What is covered by private health insurance in Australia?
Private health insurance cover is generally divided into hospital cover, general treatment cover (also known as ancillary or extras cover) and ambulance cover. Ambulance cover may be available separately, combined with other policies, or in some cases is covered by your state government.
In Australia, private health insurance is ‘community-rated’, rather than ‘risk-rated’ like most forms of insurance. Private health insurers cannot refuse to insure any person, and must charge everyone the same premium for the same level of cover, despite their risk profile and likelihood of using health services.
With hospital cover you have the right to choose your own doctor, and decide whether you will be treated at a public or a private hospital that your doctor attends. If you are a private patient at a private hospital, you may also have more choice as to when you are admitted to hospital. If you are a private patient in a public hospital, public hospital waiting lists still apply.
When you are admitted to hospital, you have the following treatment options:
|Accommodation Type||Choice of hospital||Choice of doctor|
|Public patient, public hospital||No||No|
|Private patient, public hospital||No||Yes|
|Private patient, private hospital||Yes||Yes|
Generally, any medical services which Medicare covers and are listed under the Medicare Benefits Schedule (MBS) can also be covered to some extent by private hospital insurance. Services which are not listed on the MBS, such as elective cosmetic surgery or laser eye surgery, are only covered by private hospital insurance to a limited extent or may not be covered at all, depending on the policy.
What is covered by private hospital policies?
Every health insurer offers policies with different levels of cover. Generally, the more expensive policies cover a wider range of services, while the lower cost policies will limit what services will be covered in a private hospital.
Four new tiers of hospital cover began rolling out from 1 April 2019 and will become mandatory from 1 April 2020. All hospital insurance policies will be classified as Gold, Silver, Bronze or Basic.
As with any other insurance policy, you can manage your cover by choosing comprehensive cover with higher premiums, or pay lower premiums for reduced cover. You can also reduce your premiums by opting to pay some of the costs through an excess or co-payment.
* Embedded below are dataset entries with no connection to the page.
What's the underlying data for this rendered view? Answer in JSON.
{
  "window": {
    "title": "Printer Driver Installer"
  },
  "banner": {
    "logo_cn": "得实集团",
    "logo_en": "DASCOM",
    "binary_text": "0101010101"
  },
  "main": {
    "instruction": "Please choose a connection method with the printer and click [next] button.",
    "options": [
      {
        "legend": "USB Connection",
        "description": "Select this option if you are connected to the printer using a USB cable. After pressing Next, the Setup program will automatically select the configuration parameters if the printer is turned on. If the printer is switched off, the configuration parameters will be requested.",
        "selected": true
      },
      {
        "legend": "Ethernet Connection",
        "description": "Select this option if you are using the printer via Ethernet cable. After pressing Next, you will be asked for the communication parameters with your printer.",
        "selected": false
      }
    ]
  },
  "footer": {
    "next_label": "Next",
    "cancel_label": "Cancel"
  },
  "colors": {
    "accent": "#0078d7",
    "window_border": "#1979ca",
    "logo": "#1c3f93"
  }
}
What may not be covered?
The health insurance policy you buy will have some limitations on hospital treatment, which might include:
- Exclusions – specific services that are not covered at all.
- Restrictions – services that are covered to a limited extent, which means you will have greater out-of-pocket expenses. Restricted benefits are not sufficient to cover the full hospital cost of a private hospital admission and you will need to pay for the difference in cost.
- Surgery or hospital treatment that Medicare does not pay a benefit for – Medicare pays a benefit on all medical services necessary to maintain your health, but does not cover optional treatments such as elective cosmetic surgery.
- Long stay patients – If you are in hospital for more than 35 days in succession, you will be regarded as a long stay or nursing home type patient, unless your doctor specifies otherwise. This means you will have to pay more for the cost of hospital accommodation after the initial period. Health insurance regulations do not allow health insurers to insure for this cost.
- Single vs shared rooms – some hospital policies cover the full cost of a shared room, but not a single room. Depending on your policy, this limitation can apply in a private hospital, or a public hospital, or both. If you are admitted to a single room and your policy does not fully cover the cost, the hospital should inform you that you will need to pay the difference between the insurer’s benefit and the hospital’s charge. Your health insurer can also provide more information about your cover.
General Treatment Cover
General treatment cover (also called ancillary cover or extras cover) provides insurance against some or all costs of treatment by ancillary health service providers. The extent of your cover depends on the type of policy you select and may include services such as:
- dental treatment;
- chiropractic treatment;
- home nursing;
- physiotherapy, occupational therapy, speech therapy and eye therapy;
- glasses and contact lenses; and
- Prostheses (e.g. hearing aids).
What may not be covered?
Nearly all services covered under general treatment are only covered to a limited extent. There are various limits that may apply, for example a limit per service, per year, or lifetime limits. Some services may not be covered at all.
Medicare does not cover the cost of emergency or other ambulance services. You can organise cover for this service as part of your hospital or general treatment cover, or as a stand-alone cover.
The options for ambulance cover vary depending on what state or territory you live in.
Broader Health Cover
Private health insurers can cover a wide variety of clinically appropriate alternatives to hospital treatment. This can include treatment provided in your own home or in community healthcare clinics (known as hospital substitute treatment), as well as programs to manage or prevent chronic disease.
It is not mandatory for health insurers to offer cover for these services. Participation in these programs may be subject to your level of cover and eligibility criteria, so check with your insurer for more information.
Common examples of hospital substitute treatment include:
- wound care;
- IV therapy; and
- early discharge.
Common examples of chronic disease management include:
- heart/cardiovascular health;
- risk factors for chronic disease; and
- diabetes management/education.